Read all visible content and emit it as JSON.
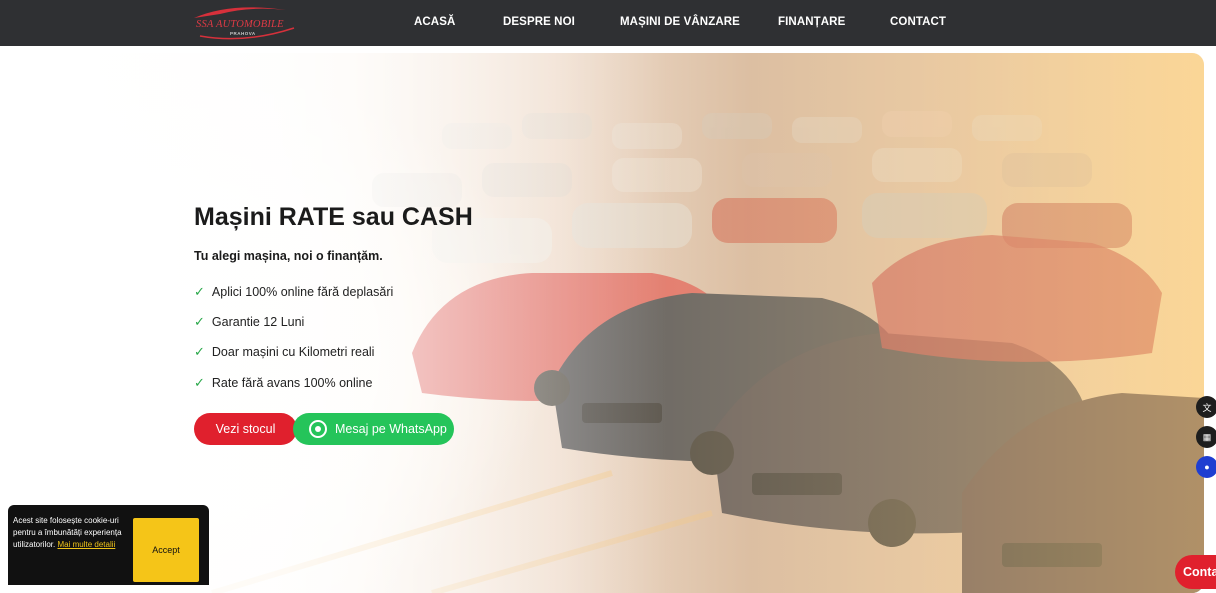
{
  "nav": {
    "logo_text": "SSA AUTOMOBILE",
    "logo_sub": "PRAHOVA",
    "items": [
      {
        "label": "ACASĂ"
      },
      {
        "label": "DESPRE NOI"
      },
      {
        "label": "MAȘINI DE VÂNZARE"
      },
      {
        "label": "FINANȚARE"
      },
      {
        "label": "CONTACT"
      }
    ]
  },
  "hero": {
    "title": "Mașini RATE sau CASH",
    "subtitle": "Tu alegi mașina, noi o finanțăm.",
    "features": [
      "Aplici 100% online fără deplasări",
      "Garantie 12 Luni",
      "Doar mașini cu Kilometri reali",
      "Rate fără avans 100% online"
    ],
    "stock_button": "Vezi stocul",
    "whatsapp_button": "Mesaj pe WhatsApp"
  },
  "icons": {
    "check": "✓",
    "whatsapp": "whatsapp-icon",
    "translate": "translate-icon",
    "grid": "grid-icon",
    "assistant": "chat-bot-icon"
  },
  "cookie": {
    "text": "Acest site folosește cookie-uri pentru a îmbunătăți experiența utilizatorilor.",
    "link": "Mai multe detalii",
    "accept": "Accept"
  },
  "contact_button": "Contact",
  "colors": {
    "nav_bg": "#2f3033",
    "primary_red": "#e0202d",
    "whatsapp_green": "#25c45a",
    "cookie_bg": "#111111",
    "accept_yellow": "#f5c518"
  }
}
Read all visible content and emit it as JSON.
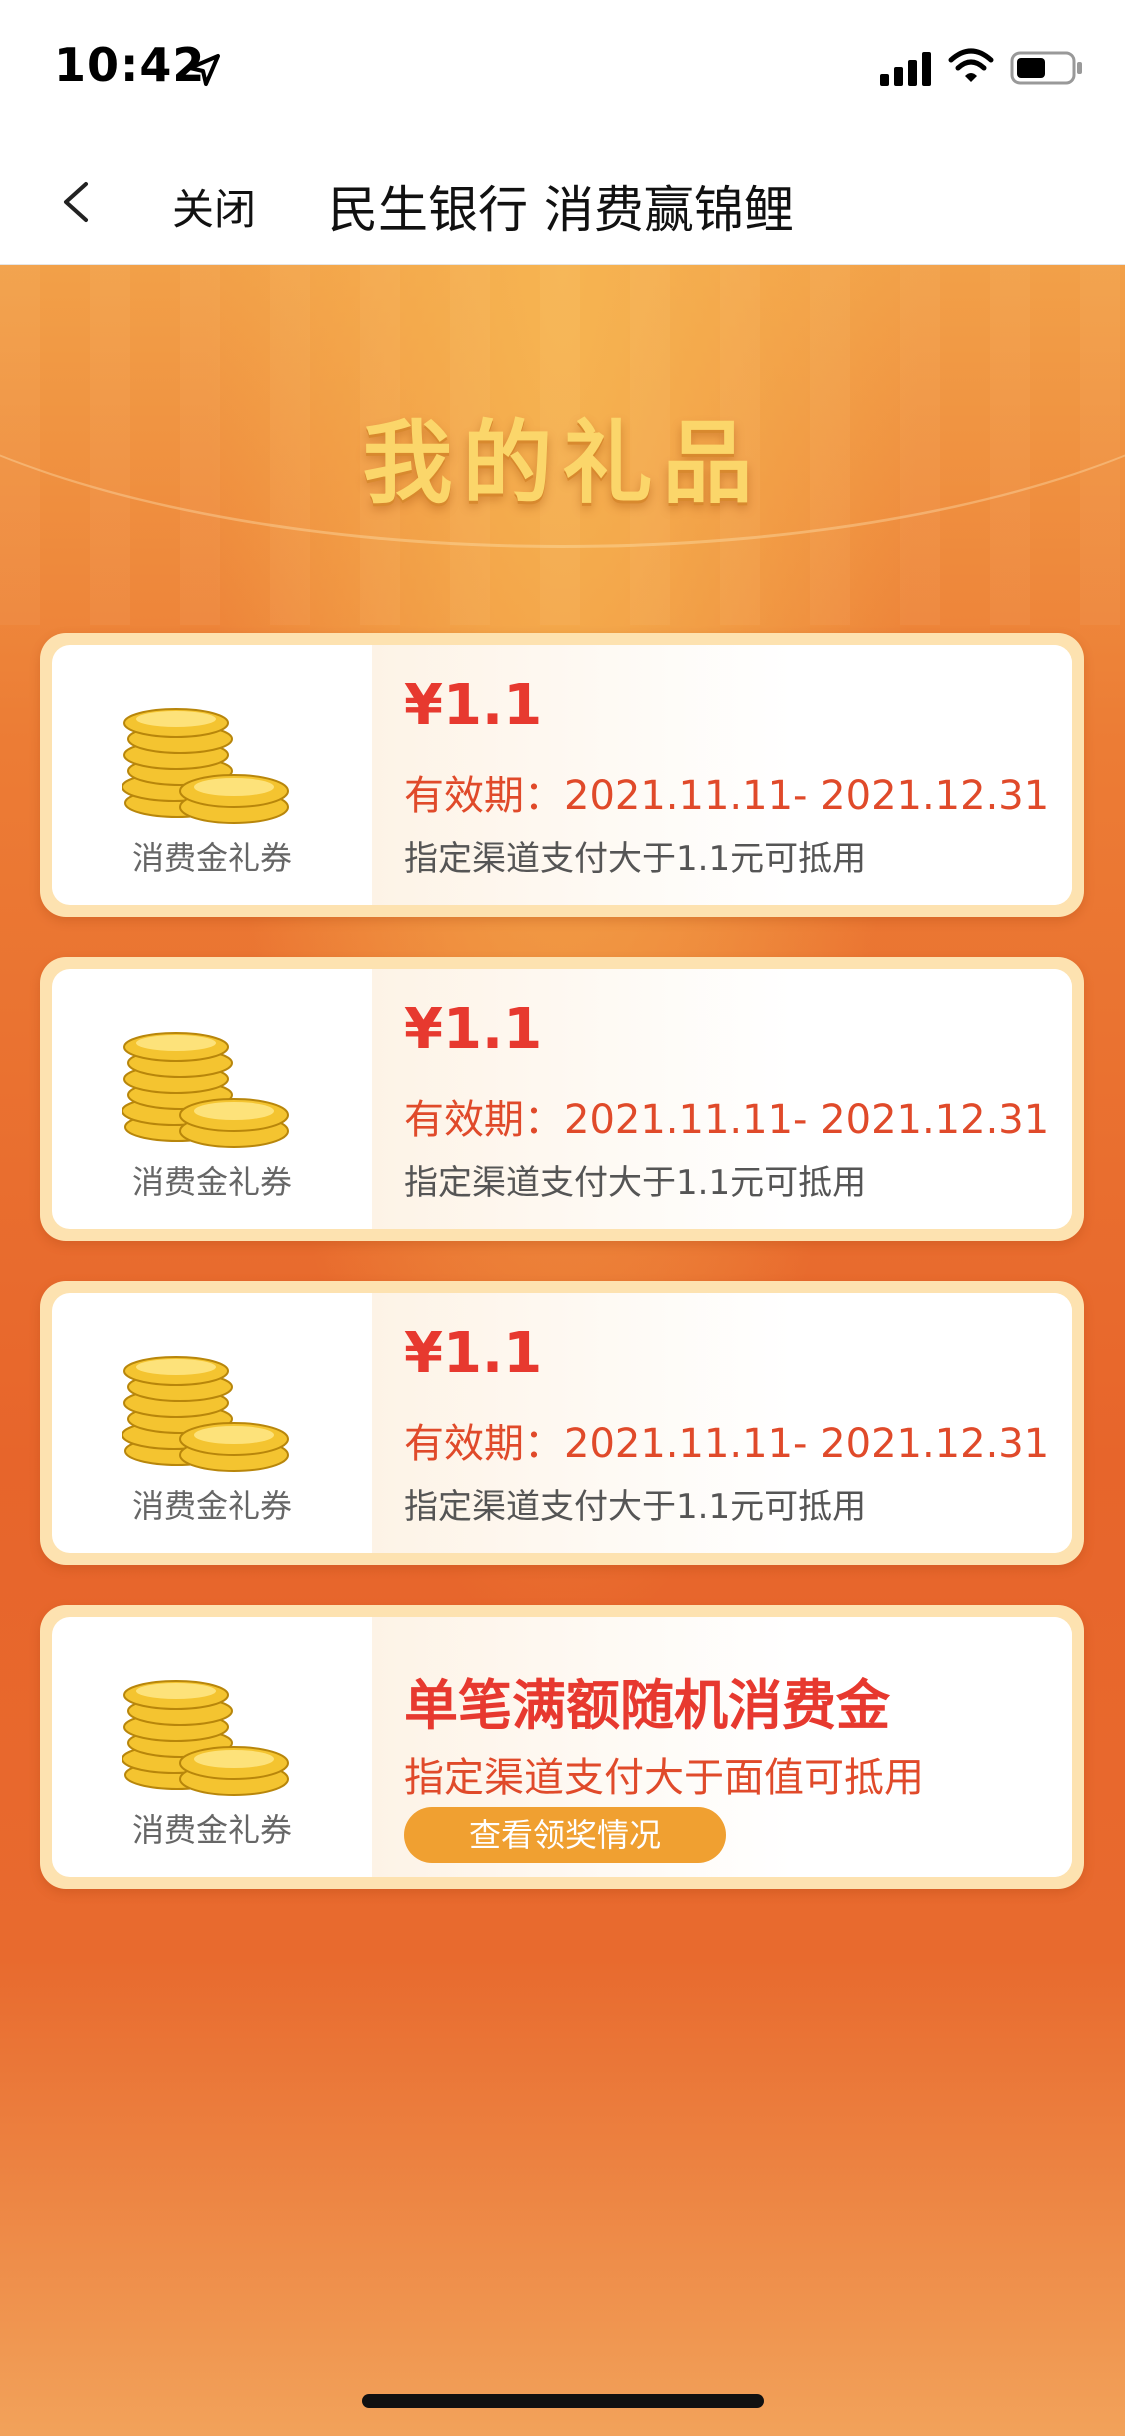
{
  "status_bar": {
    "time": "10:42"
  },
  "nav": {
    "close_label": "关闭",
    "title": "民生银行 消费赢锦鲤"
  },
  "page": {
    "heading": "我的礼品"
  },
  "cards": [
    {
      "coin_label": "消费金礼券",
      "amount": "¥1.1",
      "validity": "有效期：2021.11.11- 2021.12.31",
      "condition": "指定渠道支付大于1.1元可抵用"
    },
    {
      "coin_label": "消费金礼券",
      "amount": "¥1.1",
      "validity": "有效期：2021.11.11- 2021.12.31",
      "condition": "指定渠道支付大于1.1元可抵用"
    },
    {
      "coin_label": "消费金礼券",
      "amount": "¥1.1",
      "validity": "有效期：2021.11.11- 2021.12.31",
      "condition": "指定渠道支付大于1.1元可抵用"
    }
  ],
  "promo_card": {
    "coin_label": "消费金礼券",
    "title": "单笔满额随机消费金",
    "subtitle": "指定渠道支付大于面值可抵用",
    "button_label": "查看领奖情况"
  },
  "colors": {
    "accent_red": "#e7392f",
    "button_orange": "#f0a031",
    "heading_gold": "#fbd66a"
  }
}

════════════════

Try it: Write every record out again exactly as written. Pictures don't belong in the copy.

Answer section:
Read all visible content and emit it as JSON.
{
  "nav": {
    "logo_text": "SSA AUTOMOBILE",
    "logo_sub": "PRAHOVA",
    "items": [
      {
        "label": "ACASĂ"
      },
      {
        "label": "DESPRE NOI"
      },
      {
        "label": "MAȘINI DE VÂNZARE"
      },
      {
        "label": "FINANȚARE"
      },
      {
        "label": "CONTACT"
      }
    ]
  },
  "hero": {
    "title": "Mașini RATE sau CASH",
    "subtitle": "Tu alegi mașina, noi o finanțăm.",
    "features": [
      "Aplici 100% online fără deplasări",
      "Garantie 12 Luni",
      "Doar mașini cu Kilometri reali",
      "Rate fără avans 100% online"
    ],
    "stock_button": "Vezi stocul",
    "whatsapp_button": "Mesaj pe WhatsApp"
  },
  "icons": {
    "check": "✓",
    "whatsapp": "whatsapp-icon",
    "translate": "translate-icon",
    "grid": "grid-icon",
    "assistant": "chat-bot-icon"
  },
  "cookie": {
    "text": "Acest site folosește cookie-uri pentru a îmbunătăți experiența utilizatorilor.",
    "link": "Mai multe detalii",
    "accept": "Accept"
  },
  "contact_button": "Contact",
  "colors": {
    "nav_bg": "#2f3033",
    "primary_red": "#e0202d",
    "whatsapp_green": "#25c45a",
    "cookie_bg": "#111111",
    "accept_yellow": "#f5c518"
  }
}
Read all visible content and emit it as JSON.
{
  "status_bar": {
    "time": "10:42"
  },
  "nav": {
    "close_label": "关闭",
    "title": "民生银行 消费赢锦鲤"
  },
  "page": {
    "heading": "我的礼品"
  },
  "cards": [
    {
      "coin_label": "消费金礼券",
      "amount": "¥1.1",
      "validity": "有效期：2021.11.11- 2021.12.31",
      "condition": "指定渠道支付大于1.1元可抵用"
    },
    {
      "coin_label": "消费金礼券",
      "amount": "¥1.1",
      "validity": "有效期：2021.11.11- 2021.12.31",
      "condition": "指定渠道支付大于1.1元可抵用"
    },
    {
      "coin_label": "消费金礼券",
      "amount": "¥1.1",
      "validity": "有效期：2021.11.11- 2021.12.31",
      "condition": "指定渠道支付大于1.1元可抵用"
    }
  ],
  "promo_card": {
    "coin_label": "消费金礼券",
    "title": "单笔满额随机消费金",
    "subtitle": "指定渠道支付大于面值可抵用",
    "button_label": "查看领奖情况"
  },
  "colors": {
    "accent_red": "#e7392f",
    "button_orange": "#f0a031",
    "heading_gold": "#fbd66a"
  }
}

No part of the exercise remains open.